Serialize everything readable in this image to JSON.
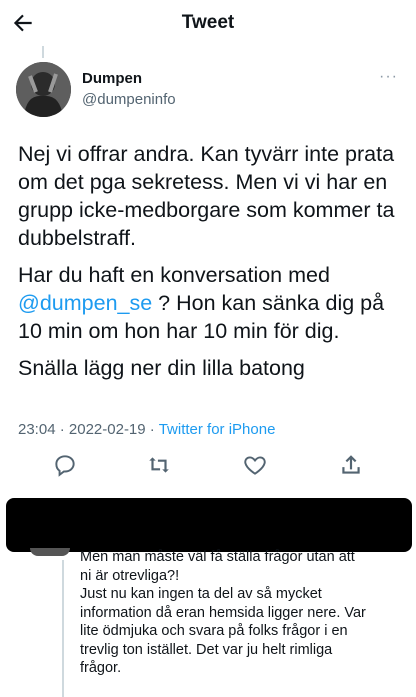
{
  "header": {
    "title": "Tweet",
    "back_icon": "arrow-left-icon"
  },
  "author": {
    "display_name": "Dumpen",
    "handle": "@dumpeninfo",
    "more_label": "···"
  },
  "tweet": {
    "paragraph1": "Nej vi offrar andra. Kan tyvärr inte prata om det pga sekretess. Men vi vi har en grupp icke-medborgare som kommer ta dubbelstraff.",
    "paragraph2_before": "Har du haft en konversation med ",
    "paragraph2_mention": "@dumpen_se",
    "paragraph2_after": " ? Hon kan sänka dig på 10 min om hon har 10 min för dig.",
    "paragraph3": "Snälla lägg ner din lilla batong",
    "time": "23:04",
    "date": "2022-02-19",
    "separator": " · ",
    "source": "Twitter for iPhone"
  },
  "actions": {
    "reply_icon": "reply-icon",
    "retweet_icon": "retweet-icon",
    "like_icon": "heart-icon",
    "share_icon": "share-icon"
  },
  "reply": {
    "text": "Men man måste väl få ställa frågor utan att\nni är otrevliga?!\nJust nu kan ingen ta del av så mycket\ninformation då eran hemsida ligger nere. Var\nlite ödmjuka och svara på folks frågor i en\ntrevlig ton istället. Det var ju helt rimliga\nfrågor."
  },
  "colors": {
    "accent": "#1d9bf0",
    "secondary_text": "#536471",
    "primary_text": "#0f1419"
  }
}
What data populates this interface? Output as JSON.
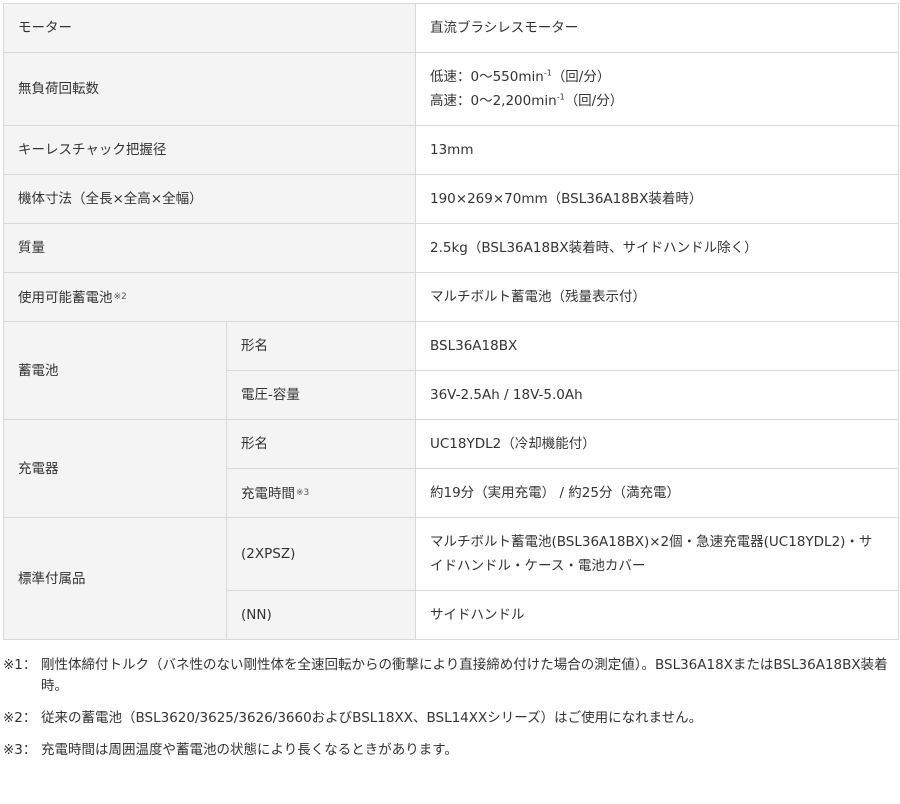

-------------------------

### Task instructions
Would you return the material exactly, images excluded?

### Answer for the task
Serialize everything readable in this image to JSON.
{
  "header": {
    "title": "Tweet",
    "back_icon": "arrow-left-icon"
  },
  "author": {
    "display_name": "Dumpen",
    "handle": "@dumpeninfo",
    "more_label": "···"
  },
  "tweet": {
    "paragraph1": "Nej vi offrar andra. Kan tyvärr inte prata om det pga sekretess. Men vi vi har en grupp icke-medborgare som kommer ta dubbelstraff.",
    "paragraph2_before": "Har du haft en konversation med ",
    "paragraph2_mention": "@dumpen_se",
    "paragraph2_after": " ? Hon kan sänka dig på 10 min om hon har 10 min för dig.",
    "paragraph3": "Snälla lägg ner din lilla batong",
    "time": "23:04",
    "date": "2022-02-19",
    "separator": " · ",
    "source": "Twitter for iPhone"
  },
  "actions": {
    "reply_icon": "reply-icon",
    "retweet_icon": "retweet-icon",
    "like_icon": "heart-icon",
    "share_icon": "share-icon"
  },
  "reply": {
    "text": "Men man måste väl få ställa frågor utan att\nni är otrevliga?!\nJust nu kan ingen ta del av så mycket\ninformation då eran hemsida ligger nere. Var\nlite ödmjuka och svara på folks frågor i en\ntrevlig ton istället. Det var ju helt rimliga\nfrågor."
  },
  "colors": {
    "accent": "#1d9bf0",
    "secondary_text": "#536471",
    "primary_text": "#0f1419"
  }
}
What data populates this interface? Output as JSON.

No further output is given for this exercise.